The audience obviously was composed of a lot of serious gamers, and they dug it and cheered when their favorites, like God of War, Headhunter and Metal Gear Solid, took their turn in the lineup. They went nuts for the finale, which featured composer Marty O'Donnell's rather elegant work from Halo. The concert was also attended by a sizable population of kids and teens, accompanied by parental units, and both sets seemed to have a swell time.
Overall, the compositions often sounded vaguely similar, alternately like Enya or Wagner. Either new-age-y, spooky, ethereal mellow, heavy on the string sections, or all-out mortal combat, with kettle drums beating like a racing heart and the brass players trumpeting the hunt. From the choir there was lots of aaaaa-hhhaaa Gregorian monk-type chanting in Latinesque gobbledygook.
During the show, two audience members, selected by ticket numbers, were brought to the stage to play and compete on the classic game Frogger, accompanied by the orchestra. The mom-type confessed she "had never played a video game in my life," at which point the audience booed. With the crowd following along on the jumbo screen, she scored a dismal 170 points. Next up, a 13-year-old who was introduced as "Ben from L.A." From the crowd: "Goooo Ben!" He killed. Something like 1,900 points.

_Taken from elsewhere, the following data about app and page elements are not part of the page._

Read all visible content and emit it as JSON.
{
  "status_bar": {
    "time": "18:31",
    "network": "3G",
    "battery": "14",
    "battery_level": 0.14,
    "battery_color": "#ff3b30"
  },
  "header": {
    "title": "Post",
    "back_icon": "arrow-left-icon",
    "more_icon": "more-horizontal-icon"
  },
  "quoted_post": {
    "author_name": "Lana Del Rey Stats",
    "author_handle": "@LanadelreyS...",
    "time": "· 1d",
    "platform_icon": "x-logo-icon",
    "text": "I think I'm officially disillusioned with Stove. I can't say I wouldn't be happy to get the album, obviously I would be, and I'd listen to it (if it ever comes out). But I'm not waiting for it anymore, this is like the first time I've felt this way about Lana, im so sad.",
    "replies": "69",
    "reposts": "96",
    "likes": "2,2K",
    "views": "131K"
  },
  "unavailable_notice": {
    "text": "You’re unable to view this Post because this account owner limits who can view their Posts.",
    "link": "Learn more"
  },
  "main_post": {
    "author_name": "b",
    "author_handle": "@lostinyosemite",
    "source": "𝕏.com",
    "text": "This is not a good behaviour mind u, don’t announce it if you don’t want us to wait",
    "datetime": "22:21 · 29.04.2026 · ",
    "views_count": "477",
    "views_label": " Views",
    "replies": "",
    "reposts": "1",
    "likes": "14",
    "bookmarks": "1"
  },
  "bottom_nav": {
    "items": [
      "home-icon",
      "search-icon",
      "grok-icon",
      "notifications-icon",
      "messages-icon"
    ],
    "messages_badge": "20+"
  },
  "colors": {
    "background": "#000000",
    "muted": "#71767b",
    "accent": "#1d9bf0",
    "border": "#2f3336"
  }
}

Video Games Live is the brainchild of composers Tommy Tallarico and Jack Wall. "Tommy and I noticed that the music in the games just kept getting better and better," says Wall, who was a producer for rock acts David Byrne and Peter Gabriel before he switched over and wrote themes for the Myst and Splinter Cell series. "And we started to see that people who played the games were really paying attention to the music, and that they were on the Internet or wherever asking where they could get ahold of a CD of the game soundtracks," which Wall described as "radio for the 21st century." So they decided to gather together the best work and take it on a national tour.
Wall says, "So it was just incredible for the audience, I think, to see their games come to life in a whole different way." So, play on, Sonic the Hedgehog and Earthworm Jim, play on.
By William Booth